Portrait of a hell-raiser as an old man
At 75, a veteran of World War II and a 33-year stint in the salt mines of the state bureaucracy, Brooks Truitt is enjoying a sort of retirement—he spends every single day taking it to the man.
For 10 years, Truitt has been the editor of the Old City Guardian, the propaganda organ of the Sacramento Old City Association. SOCA, which was formed during the turbulent struggle to save the Alhambra Theater years ago, has since become one of the most vocal and powerful community associations on the Sacramento scene.
And over the years, Truitt has taken the Old City Guardian from a quarterly newsletter on historic preservation to a monthly critique of city politics and advocacy, focusing on everything from sensible development to housing and transportation, among other issues.
Truitt himself demurs at his reputation as a hell-raiser. He once said, “All the hell that’s ever been raised in this town you could fit into a thimble.”
But his name is a familiar one in Sacramento’s halls of power, and city officials know Truitt always speaks his mind. He once told a News & Review reporter, believing he was speaking off the record, that the Sacramento City Council was a “chickenshit bunch of putzes.” The reporter innocently printed the quote, much to Truitt’s dismay. But rather than making enemies, Truitt was later roasted by councilmembers Kerth and Cohn and given a plaque with the quote prominently displayed.
Be it the struggle against the East End Project, blocking a proposal to gut the old Memorial Auditorium or the fight to save the R Street Corridor from becoming a wasteland of office buildings, Truitt has been there, taking on developers and bureaucrats alike. As of this writing, he spends about half of his week volunteering for Heather Fargo’s mayoral campaign. The rest of his time is split between his work to save the historic rail depot north of downtown and his irascible agitating on the pages of the Guardian.
What does the Old City Guardian do that other papers don’t?
Well, it keeps me from shoplifting and getting drunk and peeing in the gutter with all my wino buddies. Edit that out very carefully, OK?
It doesn’t have a big circulation, about 4,000 readers, but most of the people who read it vote. And it is read by the cognoscenti all over town. We drop off big stacks at City Hall and the Planning Commission. And those folks read it because they want to know what that screwball is saying. So that’s good.
It also deals with issues that you don’t see in the mainstream press. But if you do see it in the mainstream press, you’ll see our commentary. If I think they’re wrong, or if they missed the boat, we’ll say so in as sharp a manner as we can and still keep it a family paper.
Give me an example.
Here’s an interesting story that [Sacramento Bee columnist] Bob Graswich eventually picked up and did a little squib on. This lady had a store called “Bloomingdeals.” Bloomingdales came out and threatened to sue them for millions, brought out all of these lawyers and such. To make a long story short: She beat them to their knees. They left town. I take some credit for that.

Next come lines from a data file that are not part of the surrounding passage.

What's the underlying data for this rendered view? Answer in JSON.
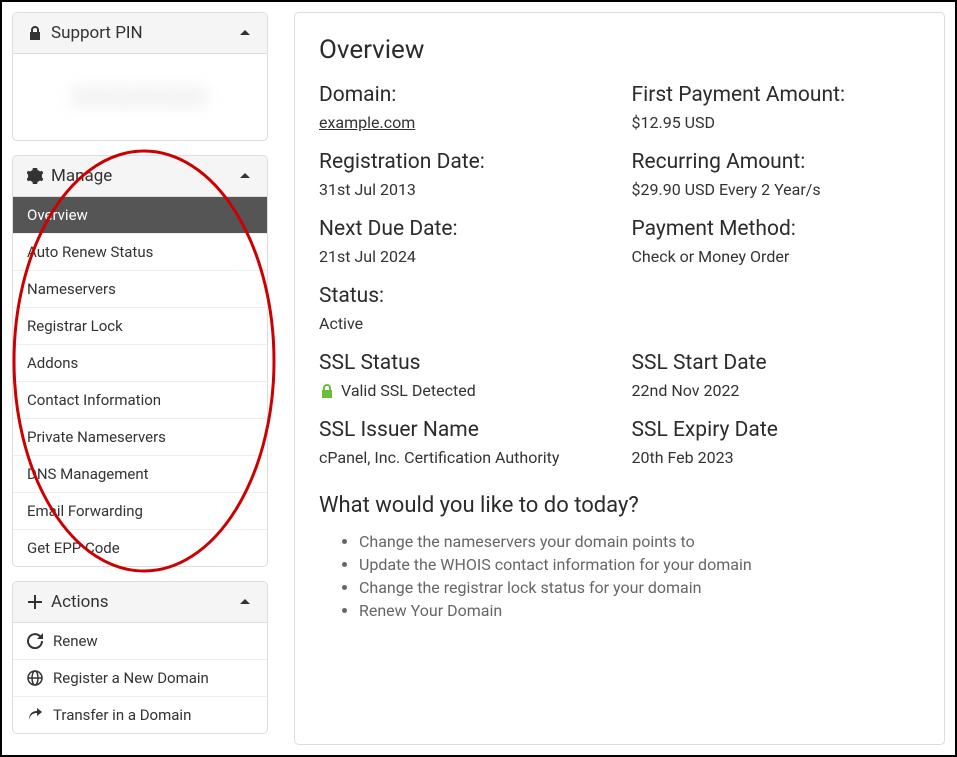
{
  "sidebar": {
    "support_pin": {
      "title": "Support PIN",
      "value_masked": "XXXXXXXX"
    },
    "manage": {
      "title": "Manage",
      "items": [
        {
          "label": "Overview",
          "active": true
        },
        {
          "label": "Auto Renew Status",
          "active": false
        },
        {
          "label": "Nameservers",
          "active": false
        },
        {
          "label": "Registrar Lock",
          "active": false
        },
        {
          "label": "Addons",
          "active": false
        },
        {
          "label": "Contact Information",
          "active": false
        },
        {
          "label": "Private Nameservers",
          "active": false
        },
        {
          "label": "DNS Management",
          "active": false
        },
        {
          "label": "Email Forwarding",
          "active": false
        },
        {
          "label": "Get EPP Code",
          "active": false
        }
      ]
    },
    "actions": {
      "title": "Actions",
      "items": [
        {
          "label": "Renew",
          "icon": "refresh-icon"
        },
        {
          "label": "Register a New Domain",
          "icon": "globe-icon"
        },
        {
          "label": "Transfer in a Domain",
          "icon": "share-icon"
        }
      ]
    }
  },
  "overview": {
    "heading": "Overview",
    "domain_label": "Domain:",
    "domain_value": "example.com",
    "first_payment_label": "First Payment Amount:",
    "first_payment_value": "$12.95 USD",
    "reg_date_label": "Registration Date:",
    "reg_date_value": "31st Jul 2013",
    "recurring_label": "Recurring Amount:",
    "recurring_value": "$29.90 USD Every 2 Year/s",
    "due_date_label": "Next Due Date:",
    "due_date_value": "21st Jul 2024",
    "payment_method_label": "Payment Method:",
    "payment_method_value": "Check or Money Order",
    "status_label": "Status:",
    "status_value": "Active",
    "ssl_status_label": "SSL Status",
    "ssl_status_value": "Valid SSL Detected",
    "ssl_start_label": "SSL Start Date",
    "ssl_start_value": "22nd Nov 2022",
    "ssl_issuer_label": "SSL Issuer Name",
    "ssl_issuer_value": "cPanel, Inc. Certification Authority",
    "ssl_expiry_label": "SSL Expiry Date",
    "ssl_expiry_value": "20th Feb 2023",
    "prompt": "What would you like to do today?",
    "todo": [
      "Change the nameservers your domain points to",
      "Update the WHOIS contact information for your domain",
      "Change the registrar lock status for your domain",
      "Renew Your Domain"
    ]
  }
}
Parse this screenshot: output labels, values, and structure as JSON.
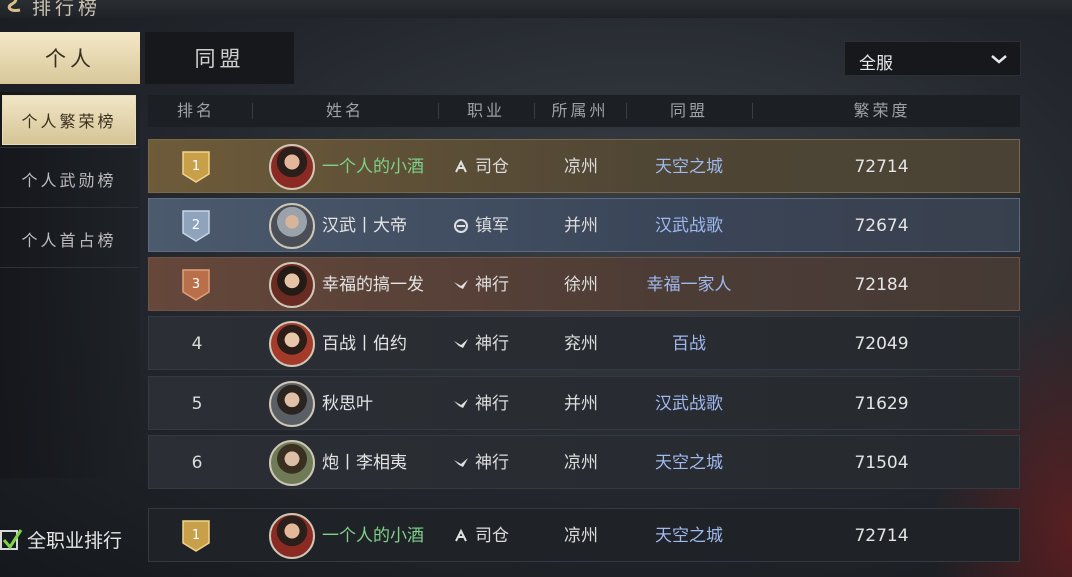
{
  "header": {
    "title": "排行榜"
  },
  "tabs": [
    {
      "label": "个人"
    },
    {
      "label": "同盟"
    }
  ],
  "server_filter": {
    "value": "全服"
  },
  "sidebar": {
    "items": [
      {
        "label": "个人繁荣榜"
      },
      {
        "label": "个人武勋榜"
      },
      {
        "label": "个人首占榜"
      }
    ]
  },
  "table": {
    "columns": [
      "排名",
      "姓名",
      "职业",
      "所属州",
      "同盟",
      "繁荣度"
    ],
    "rows": [
      {
        "rank": "1",
        "name": "一个人的小酒",
        "job": "司仓",
        "job_icon": "job-sicang-icon",
        "state": "凉州",
        "alliance": "天空之城",
        "score": "72714"
      },
      {
        "rank": "2",
        "name": "汉武丨大帝",
        "job": "镇军",
        "job_icon": "job-zhenjun-icon",
        "state": "并州",
        "alliance": "汉武战歌",
        "score": "72674"
      },
      {
        "rank": "3",
        "name": "幸福的搞一发",
        "job": "神行",
        "job_icon": "job-shenxing-icon",
        "state": "徐州",
        "alliance": "幸福一家人",
        "score": "72184"
      },
      {
        "rank": "4",
        "name": "百战丨伯约",
        "job": "神行",
        "job_icon": "job-shenxing-icon",
        "state": "兖州",
        "alliance": "百战",
        "score": "72049"
      },
      {
        "rank": "5",
        "name": "秋思叶",
        "job": "神行",
        "job_icon": "job-shenxing-icon",
        "state": "并州",
        "alliance": "汉武战歌",
        "score": "71629"
      },
      {
        "rank": "6",
        "name": "炮丨李相夷",
        "job": "神行",
        "job_icon": "job-shenxing-icon",
        "state": "凉州",
        "alliance": "天空之城",
        "score": "71504"
      }
    ]
  },
  "self_row": {
    "rank": "1",
    "name": "一个人的小酒",
    "job": "司仓",
    "state": "凉州",
    "alliance": "天空之城",
    "score": "72714"
  },
  "all_jobs_checkbox": {
    "label": "全职业排行",
    "checked": true
  },
  "colors": {
    "gold_badge": "#c9a04a",
    "silver_badge": "#8fa3bd",
    "bronze_badge": "#b86f4a",
    "highlight_name": "#7fd28a",
    "alliance_text": "#9fb8ee"
  }
}
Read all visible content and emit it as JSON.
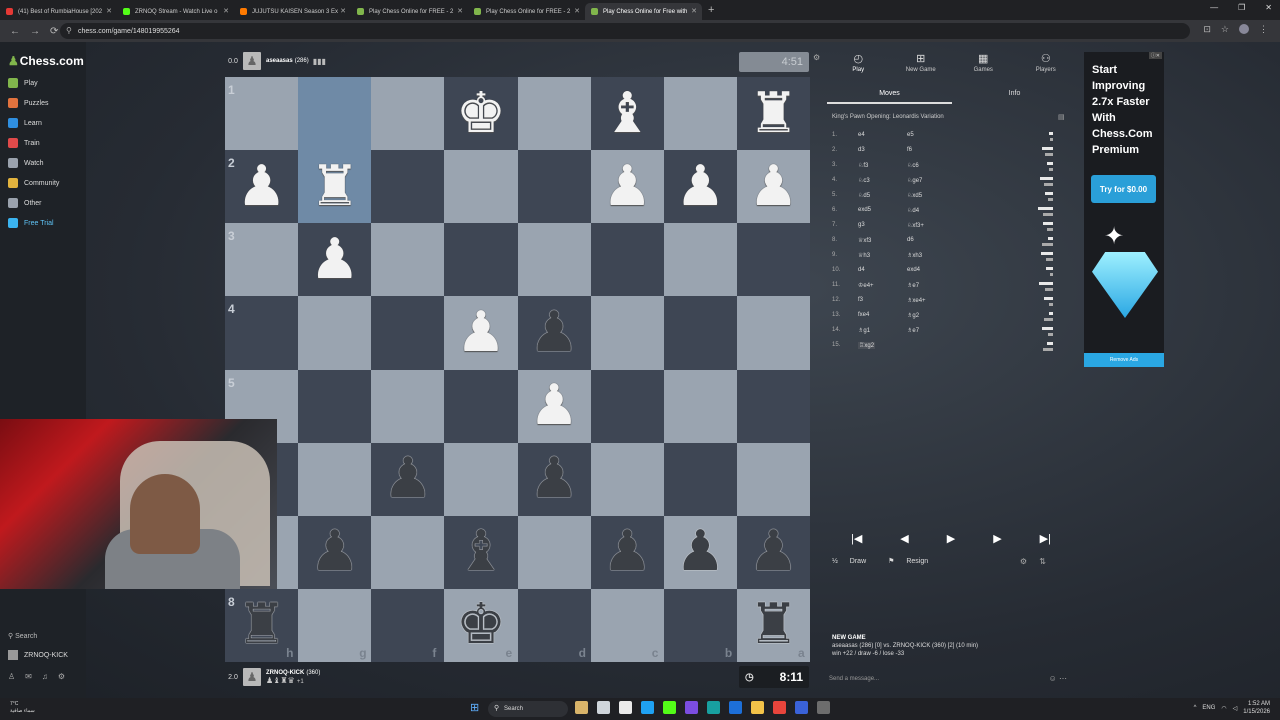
{
  "browser": {
    "tabs": [
      {
        "title": "(41) Best of RumbiaHouse [202",
        "color": "#e53935",
        "active": false
      },
      {
        "title": "ZRNOQ Stream - Watch Live o",
        "color": "#53fc18",
        "active": false
      },
      {
        "title": "JUJUTSU KAISEN Season 3 Ex",
        "color": "#ff7a00",
        "active": false
      },
      {
        "title": "Play Chess Online for FREE - 2",
        "color": "#81b64c",
        "active": false
      },
      {
        "title": "Play Chess Online for FREE - 2",
        "color": "#81b64c",
        "active": false
      },
      {
        "title": "Play Chess Online for Free with",
        "color": "#81b64c",
        "active": true
      }
    ],
    "url": "chess.com/game/148019955264"
  },
  "sidebar": {
    "logo": "Chess.com",
    "items": [
      {
        "label": "Play",
        "icon": "play-icon",
        "color": "#81b64c"
      },
      {
        "label": "Puzzles",
        "icon": "puzzle-icon",
        "color": "#e2733e"
      },
      {
        "label": "Learn",
        "icon": "learn-icon",
        "color": "#2f8fe0"
      },
      {
        "label": "Train",
        "icon": "train-icon",
        "color": "#e04a4a"
      },
      {
        "label": "Watch",
        "icon": "watch-icon",
        "color": "#9aa2ad"
      },
      {
        "label": "Community",
        "icon": "community-icon",
        "color": "#e2b33e"
      },
      {
        "label": "Other",
        "icon": "more-icon",
        "color": "#9aa2ad"
      },
      {
        "label": "Free Trial",
        "icon": "diamond-icon",
        "color": "#3bb4f0"
      }
    ],
    "search": "Search",
    "username": "ZRNOQ-KICK"
  },
  "game": {
    "top_player": {
      "score": "0.0",
      "name": "aseaasas",
      "rating": "(286)",
      "clock": "4:51"
    },
    "bottom_player": {
      "score": "2.0",
      "name": "ZRNOQ-KICK",
      "rating": "(360)",
      "captured_extra": "+1",
      "clock": "8:11"
    },
    "ranks": [
      "1",
      "2",
      "3",
      "4",
      "5",
      "6",
      "7",
      "8"
    ],
    "files": [
      "h",
      "g",
      "f",
      "e",
      "d",
      "c",
      "b",
      "a"
    ],
    "highlight": [
      [
        0,
        1
      ],
      [
        1,
        1
      ]
    ],
    "pieces": [
      {
        "r": 0,
        "c": 3,
        "p": "K",
        "side": "w"
      },
      {
        "r": 0,
        "c": 5,
        "p": "B",
        "side": "w"
      },
      {
        "r": 0,
        "c": 7,
        "p": "R",
        "side": "w"
      },
      {
        "r": 1,
        "c": 0,
        "p": "P",
        "side": "w"
      },
      {
        "r": 1,
        "c": 1,
        "p": "R",
        "side": "w"
      },
      {
        "r": 1,
        "c": 5,
        "p": "P",
        "side": "w"
      },
      {
        "r": 1,
        "c": 6,
        "p": "P",
        "side": "w"
      },
      {
        "r": 1,
        "c": 7,
        "p": "P",
        "side": "w"
      },
      {
        "r": 2,
        "c": 1,
        "p": "P",
        "side": "w"
      },
      {
        "r": 3,
        "c": 3,
        "p": "P",
        "side": "w"
      },
      {
        "r": 3,
        "c": 4,
        "p": "P",
        "side": "b"
      },
      {
        "r": 4,
        "c": 4,
        "p": "P",
        "side": "w"
      },
      {
        "r": 5,
        "c": 2,
        "p": "P",
        "side": "b"
      },
      {
        "r": 5,
        "c": 4,
        "p": "P",
        "side": "b"
      },
      {
        "r": 6,
        "c": 1,
        "p": "P",
        "side": "b"
      },
      {
        "r": 6,
        "c": 3,
        "p": "B",
        "side": "b"
      },
      {
        "r": 6,
        "c": 5,
        "p": "P",
        "side": "b"
      },
      {
        "r": 6,
        "c": 6,
        "p": "P",
        "side": "b"
      },
      {
        "r": 6,
        "c": 7,
        "p": "P",
        "side": "b"
      },
      {
        "r": 7,
        "c": 0,
        "p": "R",
        "side": "b"
      },
      {
        "r": 7,
        "c": 3,
        "p": "K",
        "side": "b"
      },
      {
        "r": 7,
        "c": 7,
        "p": "R",
        "side": "b"
      }
    ]
  },
  "panel": {
    "nav": [
      {
        "label": "Play",
        "icon": "stopwatch-icon",
        "active": true
      },
      {
        "label": "New Game",
        "icon": "plus-icon",
        "active": false
      },
      {
        "label": "Games",
        "icon": "games-icon",
        "active": false
      },
      {
        "label": "Players",
        "icon": "players-icon",
        "active": false
      }
    ],
    "tabs": [
      {
        "label": "Moves",
        "active": true
      },
      {
        "label": "Info",
        "active": false
      }
    ],
    "opening": "King's Pawn Opening: Leonardis Variation",
    "moves": [
      {
        "n": "1.",
        "w": "e4",
        "b": "e5"
      },
      {
        "n": "2.",
        "w": "d3",
        "b": "f6"
      },
      {
        "n": "3.",
        "w": "♘f3",
        "b": "♘c6"
      },
      {
        "n": "4.",
        "w": "♘c3",
        "b": "♘ge7"
      },
      {
        "n": "5.",
        "w": "♘d5",
        "b": "♘xd5"
      },
      {
        "n": "6.",
        "w": "exd5",
        "b": "♘d4"
      },
      {
        "n": "7.",
        "w": "g3",
        "b": "♘xf3+"
      },
      {
        "n": "8.",
        "w": "♕xf3",
        "b": "d6"
      },
      {
        "n": "9.",
        "w": "♕h3",
        "b": "♗xh3"
      },
      {
        "n": "10.",
        "w": "d4",
        "b": "exd4"
      },
      {
        "n": "11.",
        "w": "♔e4+",
        "b": "♗e7"
      },
      {
        "n": "12.",
        "w": "f3",
        "b": "♗xe4+"
      },
      {
        "n": "13.",
        "w": "fxe4",
        "b": "♗g2"
      },
      {
        "n": "14.",
        "w": "♗g1",
        "b": "♗e7"
      },
      {
        "n": "15.",
        "w": "♖xg2",
        "b": ""
      }
    ],
    "controls": [
      {
        "name": "first-move-button",
        "icon": "⏮"
      },
      {
        "name": "prev-move-button",
        "icon": "◀"
      },
      {
        "name": "play-button",
        "icon": "▶"
      },
      {
        "name": "next-move-button",
        "icon": "▶"
      },
      {
        "name": "last-move-button",
        "icon": "⏭"
      }
    ],
    "draw_label": "Draw",
    "resign_label": "Resign",
    "new_game_title": "NEW GAME",
    "new_game_line": "aseaasas (286) [0] vs. ZRNOQ-KICK (360) [2] (10 min)",
    "record_line": "win +22 / draw -6 / lose -33",
    "message_placeholder": "Send a message..."
  },
  "ad": {
    "headline": "Start Improving 2.7x Faster With Chess.Com Premium",
    "button": "Try for $0.00",
    "footer": "Remove Ads"
  },
  "taskbar": {
    "weather_temp": "7°C",
    "weather_desc": "سماء صافية",
    "search": "Search",
    "lang": "ENG",
    "time": "1:52 AM",
    "date": "1/15/2026"
  }
}
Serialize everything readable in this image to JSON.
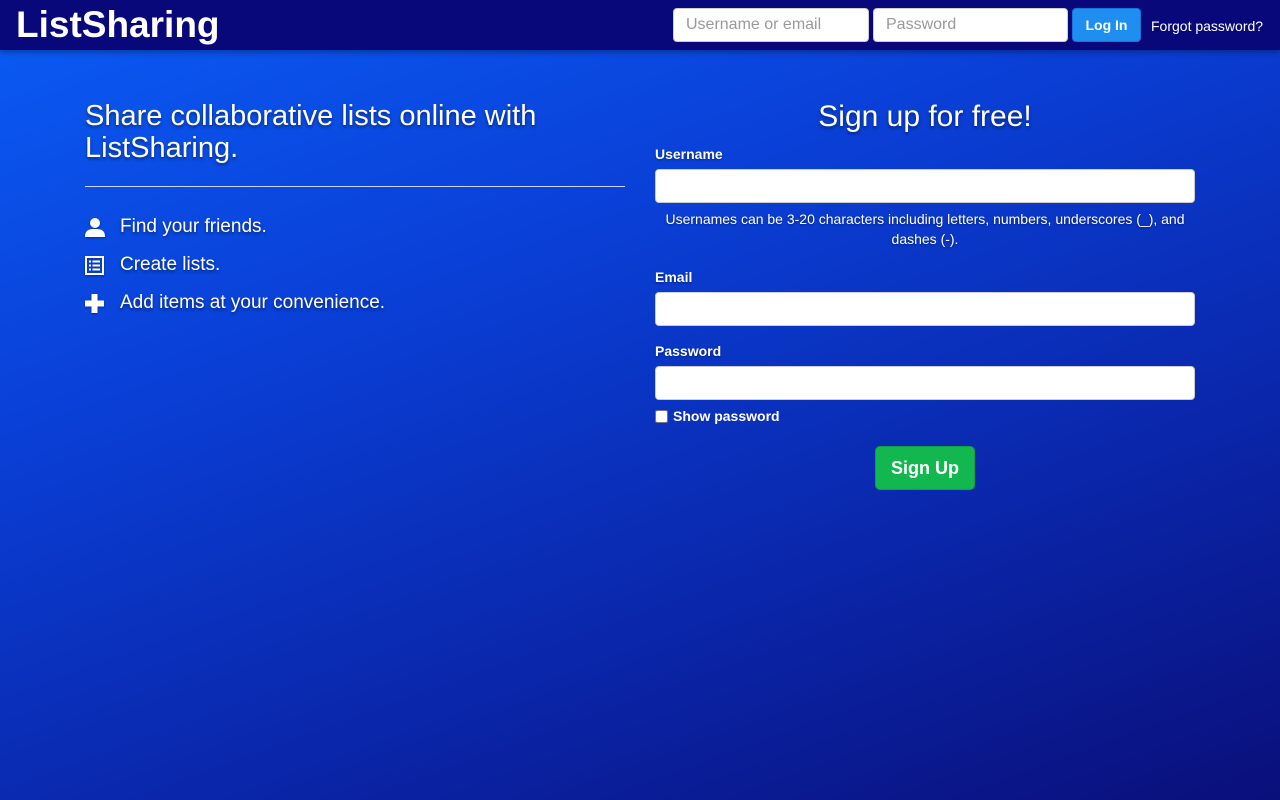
{
  "navbar": {
    "brand": "ListSharing",
    "username_placeholder": "Username or email",
    "password_placeholder": "Password",
    "login_label": "Log In",
    "forgot_label": "Forgot password?"
  },
  "hero": {
    "title": "Share collaborative lists online with ListSharing.",
    "features": [
      {
        "icon": "user-icon",
        "label": "Find your friends."
      },
      {
        "icon": "list-icon",
        "label": "Create lists."
      },
      {
        "icon": "plus-icon",
        "label": "Add items at your convenience."
      }
    ]
  },
  "signup": {
    "title": "Sign up for free!",
    "username_label": "Username",
    "username_help": "Usernames can be 3-20 characters including letters, numbers, underscores (_), and dashes (-).",
    "email_label": "Email",
    "password_label": "Password",
    "show_password_label": "Show password",
    "submit_label": "Sign Up"
  },
  "colors": {
    "navbar_bg": "#08087a",
    "login_button": "#1e8ff0",
    "signup_button": "#12b84f",
    "background_start": "#0a5cf5",
    "background_end": "#0a0f7a"
  }
}
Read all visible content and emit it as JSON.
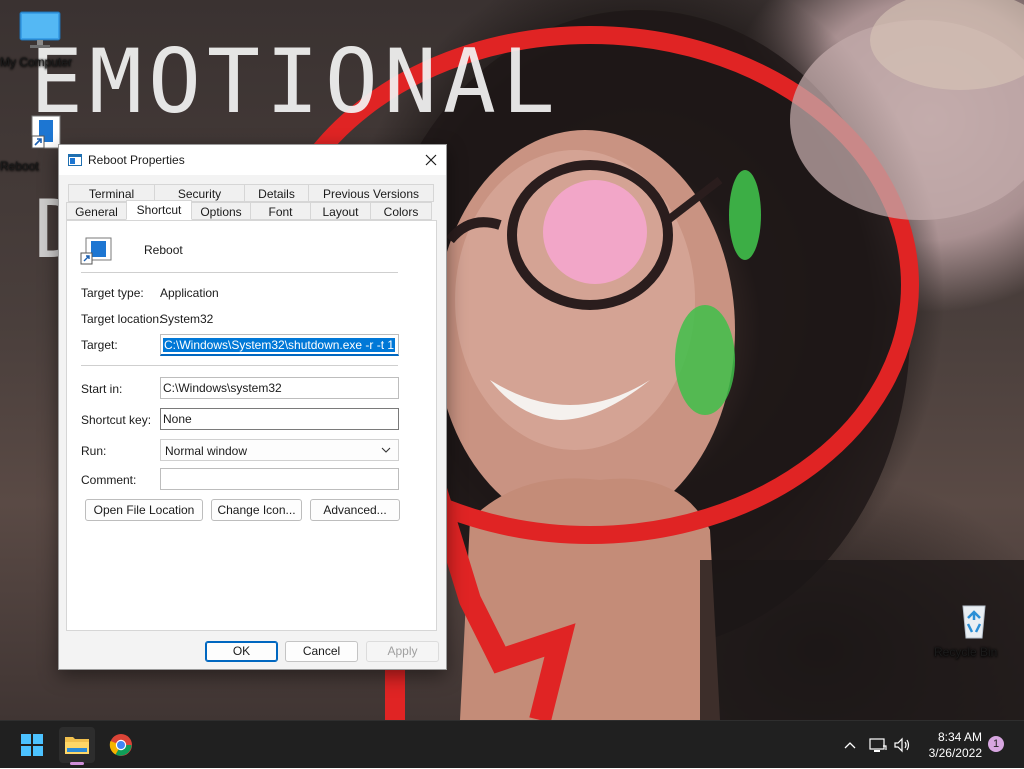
{
  "wallpaper": {
    "line1": "EMOTIONAL",
    "line2": "D"
  },
  "desktop": {
    "icons": [
      {
        "label": "My Computer",
        "icon": "monitor-icon"
      },
      {
        "label": "Reboot",
        "icon": "shortcut-icon"
      },
      {
        "label": "Recycle Bin",
        "icon": "recycle-bin-icon"
      }
    ]
  },
  "dialog": {
    "title": "Reboot Properties",
    "tabs_row1": [
      "Terminal",
      "Security",
      "Details",
      "Previous Versions"
    ],
    "tabs_row2": [
      "General",
      "Shortcut",
      "Options",
      "Font",
      "Layout",
      "Colors"
    ],
    "active_tab": "Shortcut",
    "shortcut_name": "Reboot",
    "target_type_label": "Target type:",
    "target_type_value": "Application",
    "target_location_label": "Target location:",
    "target_location_value": "System32",
    "target_label": "Target:",
    "target_value": "C:\\Windows\\System32\\shutdown.exe -r -t 1",
    "start_in_label": "Start in:",
    "start_in_value": "C:\\Windows\\system32",
    "shortcut_key_label": "Shortcut key:",
    "shortcut_key_value": "None",
    "run_label": "Run:",
    "run_value": "Normal window",
    "comment_label": "Comment:",
    "comment_value": "",
    "open_file_location": "Open File Location",
    "change_icon": "Change Icon...",
    "advanced": "Advanced...",
    "ok": "OK",
    "cancel": "Cancel",
    "apply": "Apply"
  },
  "taskbar": {
    "time": "8:34 AM",
    "date": "3/26/2022",
    "notification_count": "1"
  },
  "colors": {
    "accent": "#0067c0",
    "selection": "#0078d7",
    "taskbar": "#202020"
  }
}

Eventually she did have to change the name, but she was one gutsy lady.
SOCA fought the East End Project, the massive state office building that’s going in now. Can you talk about that?
Please, I’m eating! Well, the fix was in. I won’t be too specific. But there was no way for community people to get in on the planning process. The community would give its input, and they would nod OK and look like they were writing it down. We raised a lot of hell. We got a lot of attention. But the fix was in.
So, what we’re going to get is a really bad project. When the workers all go home, we’re going to have five blocks of five o’clock desert.
My problem is that architects designing buildings seem more interested in getting an item in the architectural journal than they are in creating a space that the community can live in, that enhances the livability of the community. That’s what should be primary.
What are you most proud of?
Memorial Auditorium. What we did with Measure H was really pulling the city’s chestnuts out of the fire. The business community, the whole establishment was all behind gutting it. But the community really got its shit together. They put together a ballot measure, and we won by just 215 votes. That was a real upset, and it got a lot of people out of joint.
What’s the biggest problem in Sacramento?
I think there’s a lot more potential for people to get involved than is actually being done. There are many public and open forums where you can get up and have your say, but it takes a lot of commitment to do that. You have to spend some time; you have to get together with other people; you can’t do stuff yourself.
What’s your reputation at City Hall?
So far, I’m getting smiles from people. Even when I call Jimmie Yee, the poster boy for everything that is wrong with land-use planning in Sacramento. Whenever I see him, he still greets me and shakes my hand.